**What you will do:**
Exact copy, pictures excluded: please retype every record below.

━━━━

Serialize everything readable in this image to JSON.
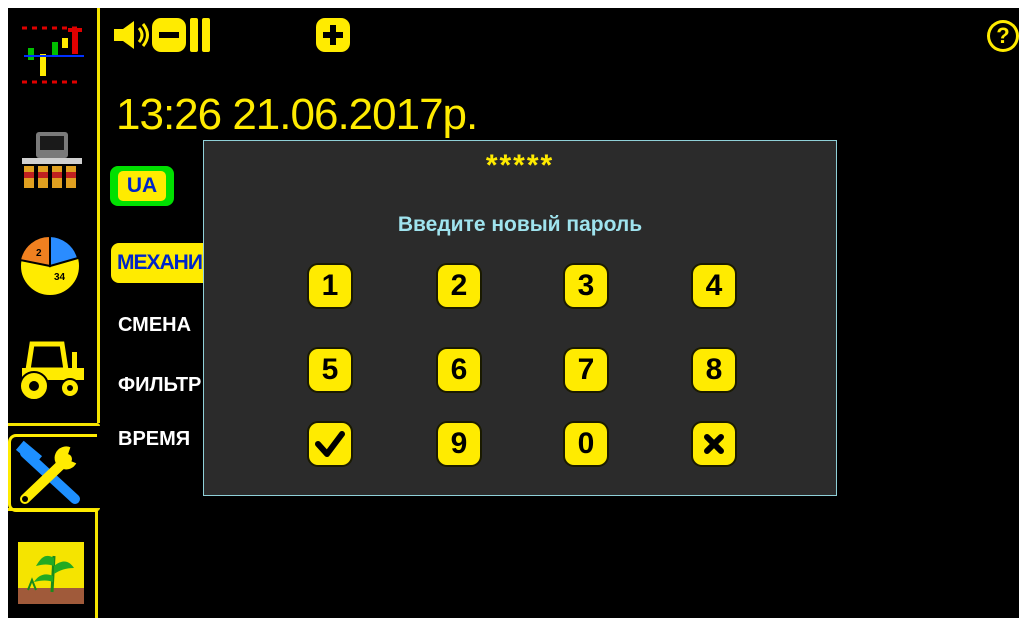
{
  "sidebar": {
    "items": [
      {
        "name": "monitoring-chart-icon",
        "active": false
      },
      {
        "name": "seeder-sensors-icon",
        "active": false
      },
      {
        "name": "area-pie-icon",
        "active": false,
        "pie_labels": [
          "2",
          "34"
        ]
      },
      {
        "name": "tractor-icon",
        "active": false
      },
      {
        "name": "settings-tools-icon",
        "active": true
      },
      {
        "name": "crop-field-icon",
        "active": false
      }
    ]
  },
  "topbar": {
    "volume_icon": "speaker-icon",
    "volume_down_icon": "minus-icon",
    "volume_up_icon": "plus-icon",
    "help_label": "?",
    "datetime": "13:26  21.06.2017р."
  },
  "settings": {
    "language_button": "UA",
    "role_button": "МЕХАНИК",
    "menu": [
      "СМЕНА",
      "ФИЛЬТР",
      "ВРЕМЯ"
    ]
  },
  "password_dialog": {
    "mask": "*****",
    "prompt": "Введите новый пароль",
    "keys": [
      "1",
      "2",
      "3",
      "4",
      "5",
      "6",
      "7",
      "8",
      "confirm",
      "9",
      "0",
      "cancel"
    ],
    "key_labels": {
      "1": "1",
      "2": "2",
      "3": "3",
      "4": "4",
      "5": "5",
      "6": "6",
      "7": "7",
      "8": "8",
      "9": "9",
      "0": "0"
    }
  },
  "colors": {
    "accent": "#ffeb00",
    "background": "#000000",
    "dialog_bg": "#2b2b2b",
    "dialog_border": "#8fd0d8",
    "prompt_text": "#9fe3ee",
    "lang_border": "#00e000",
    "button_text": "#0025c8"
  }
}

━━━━

**Exercise response:**
Serialize everything readable in this image to JSON.
{
  "sidebar": {
    "items": [
      {
        "name": "monitoring-chart-icon",
        "active": false
      },
      {
        "name": "seeder-sensors-icon",
        "active": false
      },
      {
        "name": "area-pie-icon",
        "active": false,
        "pie_labels": [
          "2",
          "34"
        ]
      },
      {
        "name": "tractor-icon",
        "active": false
      },
      {
        "name": "settings-tools-icon",
        "active": true
      },
      {
        "name": "crop-field-icon",
        "active": false
      }
    ]
  },
  "topbar": {
    "volume_icon": "speaker-icon",
    "volume_down_icon": "minus-icon",
    "volume_up_icon": "plus-icon",
    "help_label": "?",
    "datetime": "13:26  21.06.2017р."
  },
  "settings": {
    "language_button": "UA",
    "role_button": "МЕХАНИК",
    "menu": [
      "СМЕНА",
      "ФИЛЬТР",
      "ВРЕМЯ"
    ]
  },
  "password_dialog": {
    "mask": "*****",
    "prompt": "Введите новый пароль",
    "keys": [
      "1",
      "2",
      "3",
      "4",
      "5",
      "6",
      "7",
      "8",
      "confirm",
      "9",
      "0",
      "cancel"
    ],
    "key_labels": {
      "1": "1",
      "2": "2",
      "3": "3",
      "4": "4",
      "5": "5",
      "6": "6",
      "7": "7",
      "8": "8",
      "9": "9",
      "0": "0"
    }
  },
  "colors": {
    "accent": "#ffeb00",
    "background": "#000000",
    "dialog_bg": "#2b2b2b",
    "dialog_border": "#8fd0d8",
    "prompt_text": "#9fe3ee",
    "lang_border": "#00e000",
    "button_text": "#0025c8"
  }
}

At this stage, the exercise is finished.